Data about app and page elements
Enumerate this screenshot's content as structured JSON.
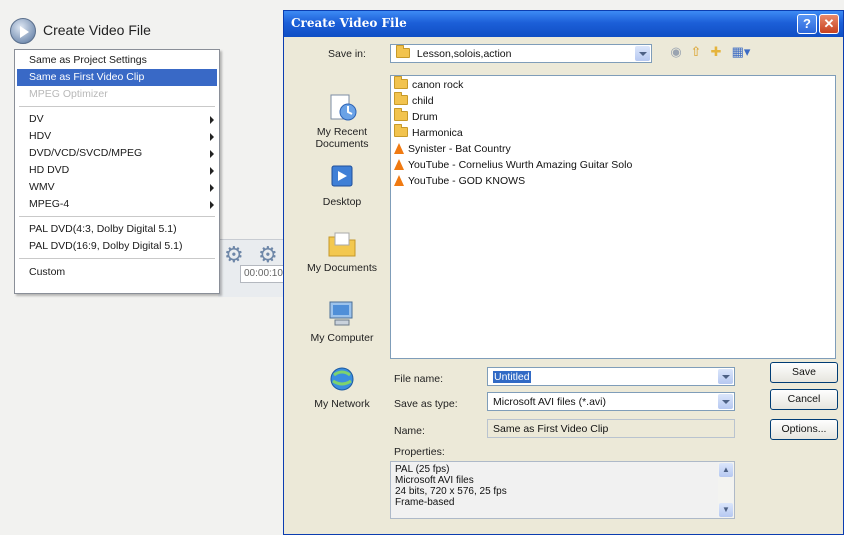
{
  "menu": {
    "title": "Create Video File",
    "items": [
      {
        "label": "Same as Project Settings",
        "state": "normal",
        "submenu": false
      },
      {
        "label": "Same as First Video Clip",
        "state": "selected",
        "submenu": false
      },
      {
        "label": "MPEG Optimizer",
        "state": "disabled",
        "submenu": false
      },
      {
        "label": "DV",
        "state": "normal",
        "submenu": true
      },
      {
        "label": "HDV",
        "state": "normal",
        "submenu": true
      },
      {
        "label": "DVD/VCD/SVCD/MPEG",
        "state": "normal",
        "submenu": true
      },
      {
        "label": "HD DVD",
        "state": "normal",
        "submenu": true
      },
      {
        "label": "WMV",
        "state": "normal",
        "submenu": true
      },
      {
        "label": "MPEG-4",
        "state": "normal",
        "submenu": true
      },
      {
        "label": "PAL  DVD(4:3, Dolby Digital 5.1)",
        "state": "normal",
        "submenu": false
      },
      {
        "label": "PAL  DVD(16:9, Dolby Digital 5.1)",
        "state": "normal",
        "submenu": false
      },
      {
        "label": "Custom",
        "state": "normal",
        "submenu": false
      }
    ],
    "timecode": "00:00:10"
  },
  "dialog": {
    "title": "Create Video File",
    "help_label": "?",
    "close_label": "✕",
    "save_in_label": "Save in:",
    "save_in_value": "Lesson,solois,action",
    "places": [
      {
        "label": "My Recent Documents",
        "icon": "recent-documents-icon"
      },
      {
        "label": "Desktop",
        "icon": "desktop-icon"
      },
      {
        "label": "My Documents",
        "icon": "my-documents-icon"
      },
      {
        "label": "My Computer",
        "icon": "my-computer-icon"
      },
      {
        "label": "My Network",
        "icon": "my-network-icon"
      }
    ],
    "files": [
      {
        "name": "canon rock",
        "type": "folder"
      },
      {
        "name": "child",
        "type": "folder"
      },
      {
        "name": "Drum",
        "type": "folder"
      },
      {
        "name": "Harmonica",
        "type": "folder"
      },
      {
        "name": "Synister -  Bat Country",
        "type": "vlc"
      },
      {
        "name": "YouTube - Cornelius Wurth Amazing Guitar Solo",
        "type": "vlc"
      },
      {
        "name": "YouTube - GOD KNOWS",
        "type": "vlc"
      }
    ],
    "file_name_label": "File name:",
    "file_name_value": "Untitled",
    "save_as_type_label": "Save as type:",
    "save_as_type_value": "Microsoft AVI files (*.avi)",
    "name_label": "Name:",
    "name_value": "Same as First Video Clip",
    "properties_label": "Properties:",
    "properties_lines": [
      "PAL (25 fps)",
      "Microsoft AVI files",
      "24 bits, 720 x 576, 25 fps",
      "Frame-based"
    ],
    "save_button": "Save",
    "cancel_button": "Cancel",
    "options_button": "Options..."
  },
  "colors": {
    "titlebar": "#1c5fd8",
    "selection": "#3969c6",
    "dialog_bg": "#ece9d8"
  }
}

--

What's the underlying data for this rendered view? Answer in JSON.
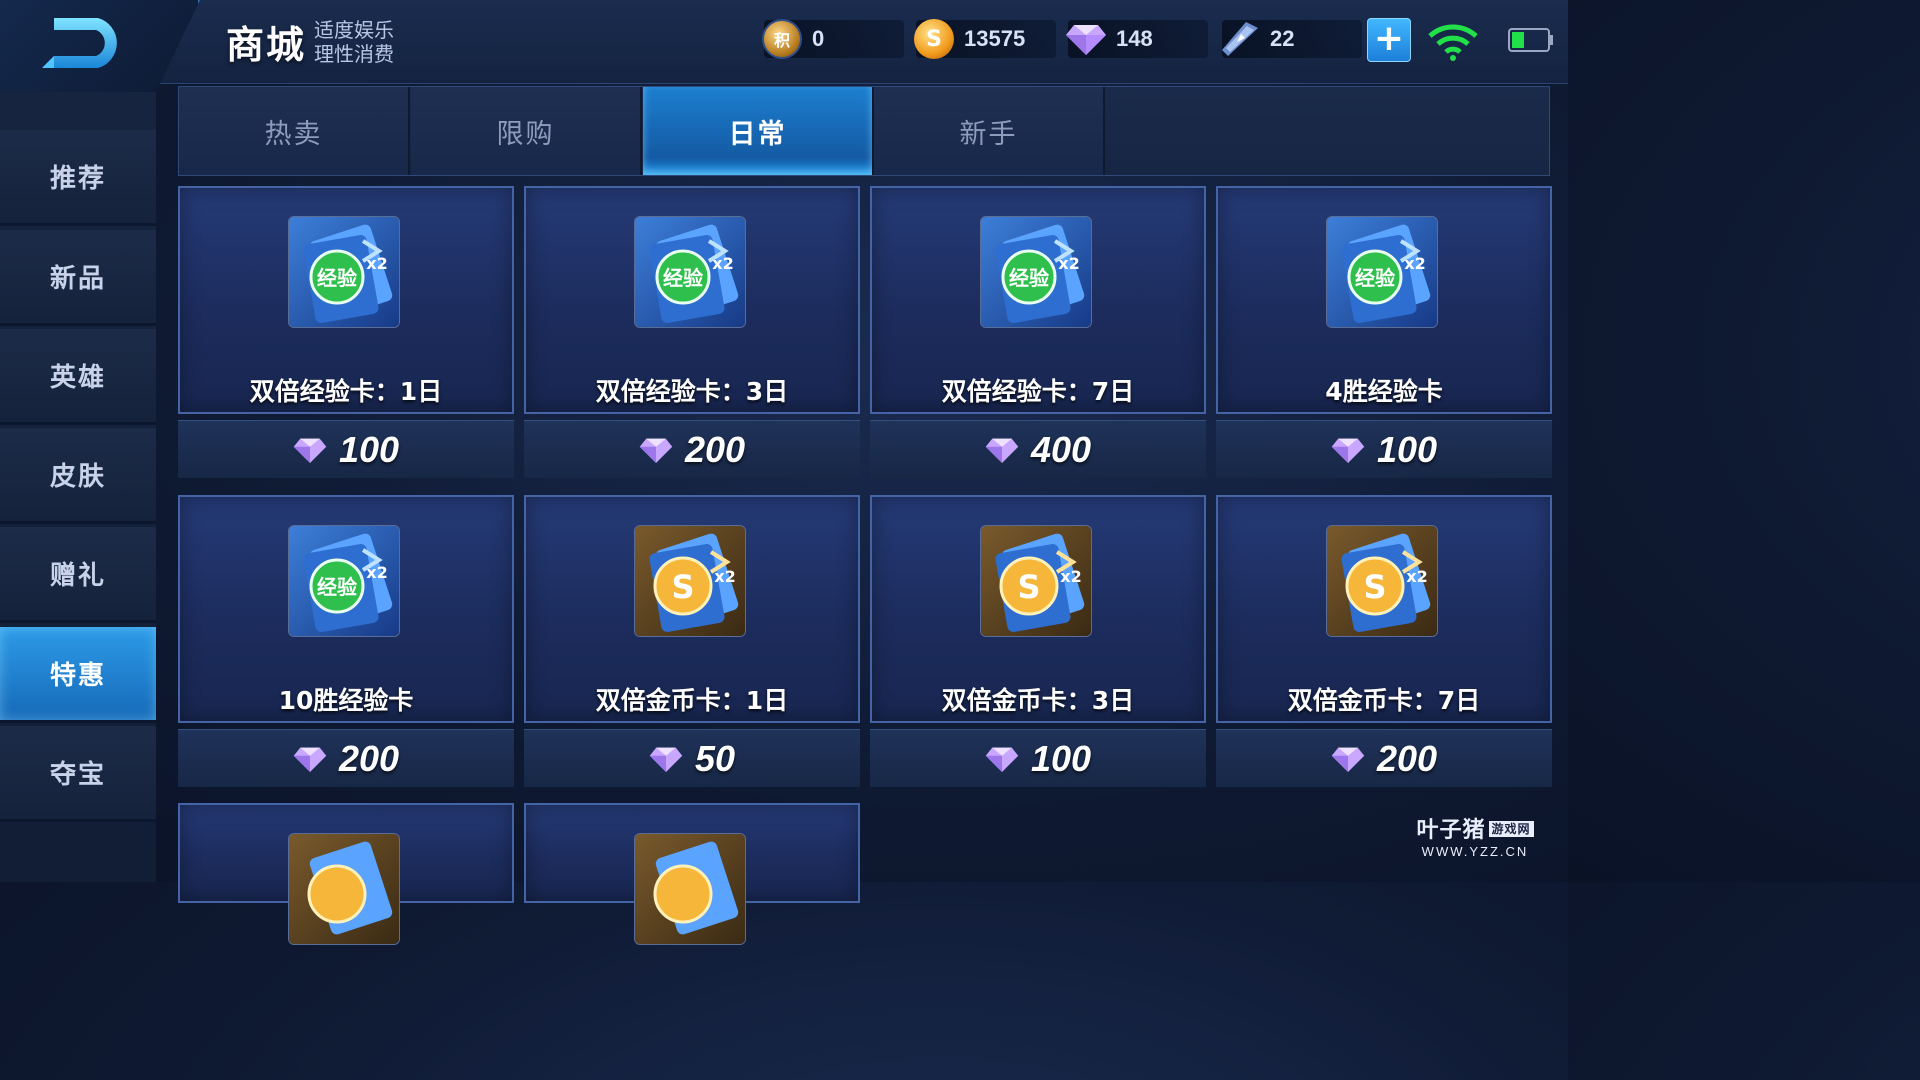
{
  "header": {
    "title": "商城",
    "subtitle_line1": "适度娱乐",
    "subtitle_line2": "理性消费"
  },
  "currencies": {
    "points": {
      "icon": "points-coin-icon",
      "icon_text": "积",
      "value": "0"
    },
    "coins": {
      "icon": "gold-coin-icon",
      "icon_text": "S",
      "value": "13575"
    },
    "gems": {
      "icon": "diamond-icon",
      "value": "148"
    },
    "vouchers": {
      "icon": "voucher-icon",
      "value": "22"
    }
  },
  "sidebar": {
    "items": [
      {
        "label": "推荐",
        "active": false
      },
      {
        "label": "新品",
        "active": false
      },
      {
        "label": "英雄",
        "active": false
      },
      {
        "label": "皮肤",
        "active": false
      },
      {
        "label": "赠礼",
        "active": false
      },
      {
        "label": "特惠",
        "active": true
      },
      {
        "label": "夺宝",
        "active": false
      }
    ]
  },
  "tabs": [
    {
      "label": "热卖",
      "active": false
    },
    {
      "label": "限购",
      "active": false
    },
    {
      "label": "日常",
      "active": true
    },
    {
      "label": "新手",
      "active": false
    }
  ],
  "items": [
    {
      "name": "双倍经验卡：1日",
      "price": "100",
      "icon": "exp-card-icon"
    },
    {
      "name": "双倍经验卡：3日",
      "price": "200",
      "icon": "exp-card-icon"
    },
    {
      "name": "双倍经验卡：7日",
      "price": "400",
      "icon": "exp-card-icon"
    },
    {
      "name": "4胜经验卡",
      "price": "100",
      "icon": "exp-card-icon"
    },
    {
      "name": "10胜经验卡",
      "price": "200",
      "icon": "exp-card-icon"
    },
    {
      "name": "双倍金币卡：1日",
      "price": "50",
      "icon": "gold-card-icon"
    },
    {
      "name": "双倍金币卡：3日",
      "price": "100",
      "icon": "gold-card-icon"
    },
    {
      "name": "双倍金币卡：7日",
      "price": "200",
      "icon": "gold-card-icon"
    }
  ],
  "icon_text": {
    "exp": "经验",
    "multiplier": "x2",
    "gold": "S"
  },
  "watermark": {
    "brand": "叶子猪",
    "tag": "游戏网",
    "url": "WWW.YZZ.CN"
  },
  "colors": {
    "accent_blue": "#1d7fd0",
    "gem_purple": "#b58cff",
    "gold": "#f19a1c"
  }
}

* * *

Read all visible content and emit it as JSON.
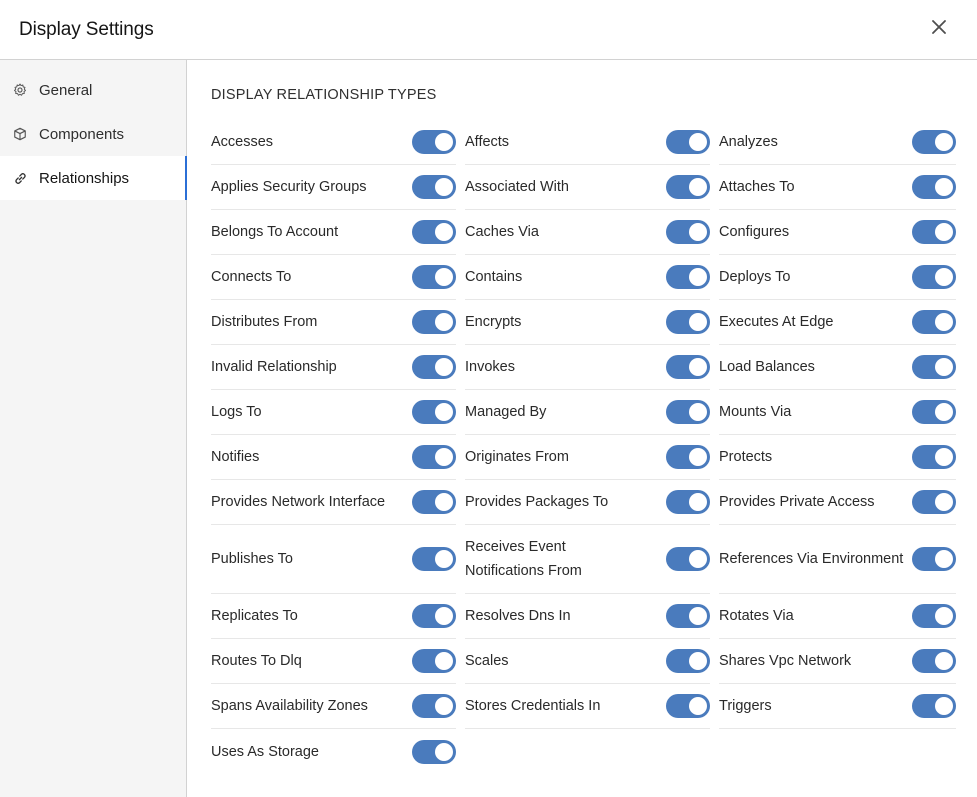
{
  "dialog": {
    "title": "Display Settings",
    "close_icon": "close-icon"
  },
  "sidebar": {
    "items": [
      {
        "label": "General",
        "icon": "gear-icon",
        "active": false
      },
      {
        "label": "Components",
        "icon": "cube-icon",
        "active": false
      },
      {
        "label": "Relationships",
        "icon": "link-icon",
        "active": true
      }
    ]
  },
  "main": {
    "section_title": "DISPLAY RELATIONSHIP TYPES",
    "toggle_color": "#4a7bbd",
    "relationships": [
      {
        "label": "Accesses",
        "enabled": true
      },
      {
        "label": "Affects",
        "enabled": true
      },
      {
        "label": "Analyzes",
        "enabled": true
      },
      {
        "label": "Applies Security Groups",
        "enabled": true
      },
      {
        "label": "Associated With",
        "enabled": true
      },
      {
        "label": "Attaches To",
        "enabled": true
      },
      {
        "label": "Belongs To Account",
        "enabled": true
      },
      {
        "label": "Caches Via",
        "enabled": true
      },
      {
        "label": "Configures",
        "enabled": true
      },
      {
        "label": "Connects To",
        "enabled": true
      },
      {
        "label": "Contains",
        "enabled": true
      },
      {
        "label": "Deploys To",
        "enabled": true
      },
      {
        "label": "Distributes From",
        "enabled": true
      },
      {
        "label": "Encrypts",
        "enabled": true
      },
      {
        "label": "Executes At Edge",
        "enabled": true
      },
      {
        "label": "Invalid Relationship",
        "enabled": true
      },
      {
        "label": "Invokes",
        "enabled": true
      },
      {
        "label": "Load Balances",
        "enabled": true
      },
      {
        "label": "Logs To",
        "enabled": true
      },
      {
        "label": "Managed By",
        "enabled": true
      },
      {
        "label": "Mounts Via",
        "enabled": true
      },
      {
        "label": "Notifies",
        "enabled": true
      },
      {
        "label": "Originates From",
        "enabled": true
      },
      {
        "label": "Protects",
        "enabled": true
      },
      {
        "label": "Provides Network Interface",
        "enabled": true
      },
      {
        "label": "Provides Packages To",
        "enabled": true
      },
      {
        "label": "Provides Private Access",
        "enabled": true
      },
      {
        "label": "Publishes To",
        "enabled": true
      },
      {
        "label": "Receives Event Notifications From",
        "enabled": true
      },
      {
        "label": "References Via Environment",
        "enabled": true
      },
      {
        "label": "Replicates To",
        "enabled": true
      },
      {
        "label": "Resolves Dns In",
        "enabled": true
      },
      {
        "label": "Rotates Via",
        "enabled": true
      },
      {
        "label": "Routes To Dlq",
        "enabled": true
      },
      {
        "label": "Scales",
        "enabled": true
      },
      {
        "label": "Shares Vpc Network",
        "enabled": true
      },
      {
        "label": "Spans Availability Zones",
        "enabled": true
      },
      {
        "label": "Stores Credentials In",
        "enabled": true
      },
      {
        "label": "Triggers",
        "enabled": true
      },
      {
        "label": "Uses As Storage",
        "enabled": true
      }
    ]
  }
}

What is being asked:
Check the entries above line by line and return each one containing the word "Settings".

Finished task:
        "label": "Same as Project Settings",
    "title": "Display Settings",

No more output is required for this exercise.